I was thinking about the isolation of singleness recently. That we may find our calendars full of events, plans, coffee and catching up but when we are at rest, we feel some sense of isolation. Loneliness creeps in because for some, the ability to share intimate details, thoughts, dreams of life is found in relationship with a partner. I find that even as a believer, when I take these same things to God that it’s left hanging in the air. While no man or woman is greater than God, the tangible need to talk through life with a person is what this heart desires. To look across the table, sit on the couch and be at your most vulnerable in sharing a hurt that has deeply wounded, unforgiveness that lingers, a deep-seeded hope that you have been praying on for years, and even the humiliating story at the 7th grade track meet.

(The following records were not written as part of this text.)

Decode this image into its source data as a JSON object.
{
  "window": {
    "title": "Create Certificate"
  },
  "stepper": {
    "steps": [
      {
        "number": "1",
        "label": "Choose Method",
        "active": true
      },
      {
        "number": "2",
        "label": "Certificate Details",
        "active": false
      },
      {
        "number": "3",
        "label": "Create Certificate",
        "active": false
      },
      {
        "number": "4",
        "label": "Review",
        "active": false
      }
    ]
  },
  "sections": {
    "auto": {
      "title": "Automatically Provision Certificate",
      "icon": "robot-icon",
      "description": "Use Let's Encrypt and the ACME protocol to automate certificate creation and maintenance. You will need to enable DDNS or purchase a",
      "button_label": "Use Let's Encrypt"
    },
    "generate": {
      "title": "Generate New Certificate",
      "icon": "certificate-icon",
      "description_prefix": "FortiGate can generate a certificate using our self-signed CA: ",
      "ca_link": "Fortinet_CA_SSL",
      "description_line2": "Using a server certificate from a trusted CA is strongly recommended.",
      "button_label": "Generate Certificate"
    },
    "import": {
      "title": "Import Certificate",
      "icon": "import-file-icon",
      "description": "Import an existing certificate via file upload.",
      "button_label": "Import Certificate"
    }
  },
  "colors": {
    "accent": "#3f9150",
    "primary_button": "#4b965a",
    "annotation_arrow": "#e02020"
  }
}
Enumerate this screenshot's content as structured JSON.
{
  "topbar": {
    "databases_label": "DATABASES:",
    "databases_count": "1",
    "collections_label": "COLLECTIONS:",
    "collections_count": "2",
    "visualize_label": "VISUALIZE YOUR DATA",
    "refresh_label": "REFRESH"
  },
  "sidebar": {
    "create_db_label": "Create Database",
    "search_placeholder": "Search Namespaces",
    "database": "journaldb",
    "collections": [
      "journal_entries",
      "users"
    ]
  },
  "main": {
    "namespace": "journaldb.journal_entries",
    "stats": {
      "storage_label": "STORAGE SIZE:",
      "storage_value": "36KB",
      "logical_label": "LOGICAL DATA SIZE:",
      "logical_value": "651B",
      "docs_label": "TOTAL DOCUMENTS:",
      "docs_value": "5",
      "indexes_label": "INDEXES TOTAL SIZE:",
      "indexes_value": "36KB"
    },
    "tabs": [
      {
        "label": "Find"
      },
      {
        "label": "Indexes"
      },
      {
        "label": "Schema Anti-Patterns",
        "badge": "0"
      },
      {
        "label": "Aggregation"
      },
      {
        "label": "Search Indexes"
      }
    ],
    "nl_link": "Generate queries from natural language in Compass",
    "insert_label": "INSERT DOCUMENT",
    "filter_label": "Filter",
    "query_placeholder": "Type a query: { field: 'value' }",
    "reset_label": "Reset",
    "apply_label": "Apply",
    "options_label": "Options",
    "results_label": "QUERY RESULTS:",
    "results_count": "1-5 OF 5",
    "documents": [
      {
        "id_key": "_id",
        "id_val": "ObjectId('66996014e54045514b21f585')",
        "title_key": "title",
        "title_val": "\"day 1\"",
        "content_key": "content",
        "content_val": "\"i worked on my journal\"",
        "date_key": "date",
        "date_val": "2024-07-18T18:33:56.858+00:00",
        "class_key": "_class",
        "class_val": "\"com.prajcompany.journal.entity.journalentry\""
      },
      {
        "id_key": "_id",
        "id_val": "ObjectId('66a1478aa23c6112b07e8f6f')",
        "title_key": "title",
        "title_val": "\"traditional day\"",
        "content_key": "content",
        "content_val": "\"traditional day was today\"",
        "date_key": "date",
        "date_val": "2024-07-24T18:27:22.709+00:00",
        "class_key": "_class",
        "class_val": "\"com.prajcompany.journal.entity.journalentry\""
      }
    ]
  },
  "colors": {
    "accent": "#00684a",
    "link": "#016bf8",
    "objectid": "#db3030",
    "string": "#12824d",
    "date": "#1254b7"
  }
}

We were not meant to live in isolation, but for singles (and yes I know marrieds too) we find ourselves there more than we’d care to admit. Even in a crowded room, or on the church pews. I was sharing some time ago with a friend that it’s difficult the older I get to not see someone like me on the platform at church, that the isolating effects it can have to not have a single person in leadership, in the pastor role. But ministry becomes isolating as well, and I understand why so many shy away from stepping into that minefield.

I don’t have any real synopsis to this today, no cure for the isolating effects of single living because frankly, I still battle it myself. That notion of having a very full life, full calendar, but yet feeling so cordoned off from living a life fully. From being able to share all of yourself with someone that is right there in front of you, tangible and breathing…it is almost heart breaking but yet we live it out, we step into it and pray we aren’t crushed with the effects of the isolation, of the loneliness. We know God is with us, He is ever present in Spirit, yet our hearts call for that rib-sharer…

A One-Woman Man

Y’all, I normally don’t post mid-day and rarely link to other sites to get you over there but singles, this one stuck. I wanted to share this post over at Desiring God with you as a means of conversation and dialogue, among both women and men.

Because it is needed y’all.

So here it is. 

I’d love to open up the comments below and get your feedback, your thoughts and well…just your opinion on this. It’s something I am currently writing about in the book and definitely feel the need to place on the table with singles (and marrieds too y’all…)